Supplied records: Begin
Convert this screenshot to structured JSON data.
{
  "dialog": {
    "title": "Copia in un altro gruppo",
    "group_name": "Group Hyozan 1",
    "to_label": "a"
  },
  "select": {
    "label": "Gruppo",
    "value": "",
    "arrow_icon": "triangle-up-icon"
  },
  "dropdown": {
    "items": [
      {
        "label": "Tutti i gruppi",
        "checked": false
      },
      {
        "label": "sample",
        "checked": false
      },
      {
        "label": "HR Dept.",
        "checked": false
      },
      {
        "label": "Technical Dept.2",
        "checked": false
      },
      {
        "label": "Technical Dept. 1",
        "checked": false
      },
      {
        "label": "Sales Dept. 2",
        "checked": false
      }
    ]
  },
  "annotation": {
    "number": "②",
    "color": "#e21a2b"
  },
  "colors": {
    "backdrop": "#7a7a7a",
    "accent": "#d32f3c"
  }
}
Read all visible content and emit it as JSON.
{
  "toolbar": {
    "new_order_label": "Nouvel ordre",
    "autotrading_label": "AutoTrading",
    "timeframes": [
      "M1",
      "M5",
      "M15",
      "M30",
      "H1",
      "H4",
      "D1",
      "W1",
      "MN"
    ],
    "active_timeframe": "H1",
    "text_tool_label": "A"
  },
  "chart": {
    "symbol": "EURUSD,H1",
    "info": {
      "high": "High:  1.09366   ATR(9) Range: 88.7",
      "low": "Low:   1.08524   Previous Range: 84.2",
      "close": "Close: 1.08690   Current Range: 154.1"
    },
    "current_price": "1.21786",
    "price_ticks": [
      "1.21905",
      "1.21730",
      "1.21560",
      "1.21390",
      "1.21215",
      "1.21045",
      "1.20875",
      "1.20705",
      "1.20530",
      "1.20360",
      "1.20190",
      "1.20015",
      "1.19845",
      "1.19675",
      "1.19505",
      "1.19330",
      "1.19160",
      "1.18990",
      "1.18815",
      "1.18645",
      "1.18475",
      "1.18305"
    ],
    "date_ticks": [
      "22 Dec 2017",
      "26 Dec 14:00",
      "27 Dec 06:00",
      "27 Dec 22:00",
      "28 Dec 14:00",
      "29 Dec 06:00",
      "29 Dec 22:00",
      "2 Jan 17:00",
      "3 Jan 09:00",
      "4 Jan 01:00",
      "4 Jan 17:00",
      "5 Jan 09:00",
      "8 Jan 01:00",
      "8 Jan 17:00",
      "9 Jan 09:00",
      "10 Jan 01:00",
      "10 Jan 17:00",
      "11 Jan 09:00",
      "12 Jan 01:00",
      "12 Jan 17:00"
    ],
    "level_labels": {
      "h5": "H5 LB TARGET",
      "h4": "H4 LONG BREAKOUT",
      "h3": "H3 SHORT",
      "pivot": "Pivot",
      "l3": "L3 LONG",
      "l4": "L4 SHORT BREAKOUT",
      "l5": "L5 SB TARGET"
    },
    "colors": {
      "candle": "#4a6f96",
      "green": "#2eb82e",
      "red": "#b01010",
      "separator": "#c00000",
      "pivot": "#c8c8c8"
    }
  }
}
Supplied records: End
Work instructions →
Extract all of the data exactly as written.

Result →
Convert this screenshot to structured JSON data.
{
  "dialog": {
    "title": "Copia in un altro gruppo",
    "group_name": "Group Hyozan 1",
    "to_label": "a"
  },
  "select": {
    "label": "Gruppo",
    "value": "",
    "arrow_icon": "triangle-up-icon"
  },
  "dropdown": {
    "items": [
      {
        "label": "Tutti i gruppi",
        "checked": false
      },
      {
        "label": "sample",
        "checked": false
      },
      {
        "label": "HR Dept.",
        "checked": false
      },
      {
        "label": "Technical Dept.2",
        "checked": false
      },
      {
        "label": "Technical Dept. 1",
        "checked": false
      },
      {
        "label": "Sales Dept. 2",
        "checked": false
      }
    ]
  },
  "annotation": {
    "number": "②",
    "color": "#e21a2b"
  },
  "colors": {
    "backdrop": "#7a7a7a",
    "accent": "#d32f3c"
  }
}
Read all visible content and emit it as JSON.
{
  "toolbar": {
    "new_order_label": "Nouvel ordre",
    "autotrading_label": "AutoTrading",
    "timeframes": [
      "M1",
      "M5",
      "M15",
      "M30",
      "H1",
      "H4",
      "D1",
      "W1",
      "MN"
    ],
    "active_timeframe": "H1",
    "text_tool_label": "A"
  },
  "chart": {
    "symbol": "EURUSD,H1",
    "info": {
      "high": "High:  1.09366   ATR(9) Range: 88.7",
      "low": "Low:   1.08524   Previous Range: 84.2",
      "close": "Close: 1.08690   Current Range: 154.1"
    },
    "current_price": "1.21786",
    "price_ticks": [
      "1.21905",
      "1.21730",
      "1.21560",
      "1.21390",
      "1.21215",
      "1.21045",
      "1.20875",
      "1.20705",
      "1.20530",
      "1.20360",
      "1.20190",
      "1.20015",
      "1.19845",
      "1.19675",
      "1.19505",
      "1.19330",
      "1.19160",
      "1.18990",
      "1.18815",
      "1.18645",
      "1.18475",
      "1.18305"
    ],
    "date_ticks": [
      "22 Dec 2017",
      "26 Dec 14:00",
      "27 Dec 06:00",
      "27 Dec 22:00",
      "28 Dec 14:00",
      "29 Dec 06:00",
      "29 Dec 22:00",
      "2 Jan 17:00",
      "3 Jan 09:00",
      "4 Jan 01:00",
      "4 Jan 17:00",
      "5 Jan 09:00",
      "8 Jan 01:00",
      "8 Jan 17:00",
      "9 Jan 09:00",
      "10 Jan 01:00",
      "10 Jan 17:00",
      "11 Jan 09:00",
      "12 Jan 01:00",
      "12 Jan 17:00"
    ],
    "level_labels": {
      "h5": "H5 LB TARGET",
      "h4": "H4 LONG BREAKOUT",
      "h3": "H3 SHORT",
      "pivot": "Pivot",
      "l3": "L3 LONG",
      "l4": "L4 SHORT BREAKOUT",
      "l5": "L5 SB TARGET"
    },
    "colors": {
      "candle": "#4a6f96",
      "green": "#2eb82e",
      "red": "#b01010",
      "separator": "#c00000",
      "pivot": "#c8c8c8"
    }
  }
}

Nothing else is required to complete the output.